I am writing an android password manager application and i want to store the master password somewhere but i don't know where. Should i encrypt the master password that the user gives me with a hard coded password that i choose and then store it to the database? or should i do something else?
You should never store unencrypted passwords.
For passwords, that you can't encrypt safely (because you have to store the decryption key somewhere), you should only store a unreversible hash of it.
That way you can compare the password to the hash when the user gives you the password. If it matches, you can decrypt the stored user:password pairs with the given password.
PS: Don't forget to salt the hash and please do it properly.
No, no, a thousand times no.
If you are allowed to look at GPLv2 code, take a look at the KeePass source code.
The master password is turned into a key (password based key derivation), and that key is used to encrypt and decrypt the individual pieces of data (individual passwords).
Therefore, the process is similar to this: 1. Turn off any kind of swap-to-disk you can turn off. Ask the user for the master password.
Note you're storing:

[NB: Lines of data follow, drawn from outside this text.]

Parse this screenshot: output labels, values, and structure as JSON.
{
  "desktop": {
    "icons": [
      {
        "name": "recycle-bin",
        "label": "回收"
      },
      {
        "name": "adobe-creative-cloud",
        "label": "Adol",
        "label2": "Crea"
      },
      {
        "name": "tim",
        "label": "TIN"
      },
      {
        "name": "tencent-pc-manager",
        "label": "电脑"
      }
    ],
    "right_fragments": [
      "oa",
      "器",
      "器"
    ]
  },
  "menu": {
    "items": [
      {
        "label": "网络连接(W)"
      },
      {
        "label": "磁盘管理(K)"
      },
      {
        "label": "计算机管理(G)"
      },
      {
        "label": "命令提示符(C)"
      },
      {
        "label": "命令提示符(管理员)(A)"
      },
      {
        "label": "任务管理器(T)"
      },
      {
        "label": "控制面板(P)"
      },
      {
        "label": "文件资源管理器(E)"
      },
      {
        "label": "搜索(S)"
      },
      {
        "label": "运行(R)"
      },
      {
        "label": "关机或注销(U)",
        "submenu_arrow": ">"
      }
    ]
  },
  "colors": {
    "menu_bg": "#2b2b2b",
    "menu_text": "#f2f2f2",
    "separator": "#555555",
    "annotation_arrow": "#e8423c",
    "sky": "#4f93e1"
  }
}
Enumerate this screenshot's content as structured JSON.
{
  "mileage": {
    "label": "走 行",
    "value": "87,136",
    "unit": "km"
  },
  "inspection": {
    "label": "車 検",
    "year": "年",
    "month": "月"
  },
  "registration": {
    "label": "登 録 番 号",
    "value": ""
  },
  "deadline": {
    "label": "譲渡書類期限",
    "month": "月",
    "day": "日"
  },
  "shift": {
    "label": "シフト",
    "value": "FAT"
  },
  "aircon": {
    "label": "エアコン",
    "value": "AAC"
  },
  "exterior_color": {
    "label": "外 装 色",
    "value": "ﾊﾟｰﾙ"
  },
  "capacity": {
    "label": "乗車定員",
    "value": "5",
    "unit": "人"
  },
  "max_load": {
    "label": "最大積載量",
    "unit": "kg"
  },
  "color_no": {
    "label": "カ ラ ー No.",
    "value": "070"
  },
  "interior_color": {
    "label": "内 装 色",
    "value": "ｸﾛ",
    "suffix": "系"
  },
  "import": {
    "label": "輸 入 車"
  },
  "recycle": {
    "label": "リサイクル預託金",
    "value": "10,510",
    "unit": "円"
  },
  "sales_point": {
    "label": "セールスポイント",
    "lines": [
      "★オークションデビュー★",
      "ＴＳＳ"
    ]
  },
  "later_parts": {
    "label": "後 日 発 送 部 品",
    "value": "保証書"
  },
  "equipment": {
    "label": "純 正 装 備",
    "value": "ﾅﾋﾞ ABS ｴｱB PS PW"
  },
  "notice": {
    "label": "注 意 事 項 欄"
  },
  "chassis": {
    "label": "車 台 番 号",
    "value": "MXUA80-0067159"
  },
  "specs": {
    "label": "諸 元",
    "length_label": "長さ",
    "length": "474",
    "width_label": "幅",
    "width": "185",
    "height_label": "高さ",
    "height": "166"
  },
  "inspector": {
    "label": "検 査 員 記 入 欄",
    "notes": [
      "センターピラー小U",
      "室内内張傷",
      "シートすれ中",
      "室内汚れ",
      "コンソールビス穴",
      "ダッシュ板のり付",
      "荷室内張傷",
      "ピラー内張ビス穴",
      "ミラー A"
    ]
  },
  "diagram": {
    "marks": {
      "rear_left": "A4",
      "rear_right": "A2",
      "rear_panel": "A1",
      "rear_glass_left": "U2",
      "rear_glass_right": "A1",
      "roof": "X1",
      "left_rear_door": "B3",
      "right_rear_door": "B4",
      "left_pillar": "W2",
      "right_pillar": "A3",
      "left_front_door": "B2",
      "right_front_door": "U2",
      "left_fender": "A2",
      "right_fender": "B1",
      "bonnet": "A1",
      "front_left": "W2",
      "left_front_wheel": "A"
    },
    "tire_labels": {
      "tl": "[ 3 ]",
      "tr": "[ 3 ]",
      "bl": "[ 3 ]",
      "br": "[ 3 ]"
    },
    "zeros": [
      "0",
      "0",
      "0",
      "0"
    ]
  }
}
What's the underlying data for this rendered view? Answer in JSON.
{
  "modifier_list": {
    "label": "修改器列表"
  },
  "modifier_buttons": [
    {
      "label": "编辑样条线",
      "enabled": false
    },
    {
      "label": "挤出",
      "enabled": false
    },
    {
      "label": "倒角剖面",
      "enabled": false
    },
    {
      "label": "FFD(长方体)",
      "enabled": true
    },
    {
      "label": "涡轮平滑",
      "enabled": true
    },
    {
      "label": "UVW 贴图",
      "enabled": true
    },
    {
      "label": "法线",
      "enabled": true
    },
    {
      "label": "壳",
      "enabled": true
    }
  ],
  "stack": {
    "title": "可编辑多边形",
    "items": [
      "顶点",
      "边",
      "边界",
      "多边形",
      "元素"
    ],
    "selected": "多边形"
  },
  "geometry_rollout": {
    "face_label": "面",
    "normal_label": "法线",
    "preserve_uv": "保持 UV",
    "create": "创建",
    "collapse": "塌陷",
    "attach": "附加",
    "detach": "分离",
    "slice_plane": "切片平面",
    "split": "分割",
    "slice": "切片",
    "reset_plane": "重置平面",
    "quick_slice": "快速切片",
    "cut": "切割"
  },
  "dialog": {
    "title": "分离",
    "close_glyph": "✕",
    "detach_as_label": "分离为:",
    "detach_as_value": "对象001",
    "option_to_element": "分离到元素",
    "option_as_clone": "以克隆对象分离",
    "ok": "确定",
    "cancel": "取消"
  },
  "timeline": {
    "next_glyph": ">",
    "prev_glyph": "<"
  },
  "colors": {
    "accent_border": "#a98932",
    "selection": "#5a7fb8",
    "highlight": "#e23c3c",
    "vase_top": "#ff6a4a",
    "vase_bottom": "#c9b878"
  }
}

You are never, ever storing either the master password or a hash of it. You never ever compare the master password, a hash of it, or even the generated master encryption key to anything else. You only ever take a master password and turn it into a master encryption key, and then use that key to encrypt or decrypt data - known data (the "fixed" password) lets you see if that key gave the expected results. Unknown data (everything the user entered and cares about) is also encrypted or decrypted when you know the master password is correct.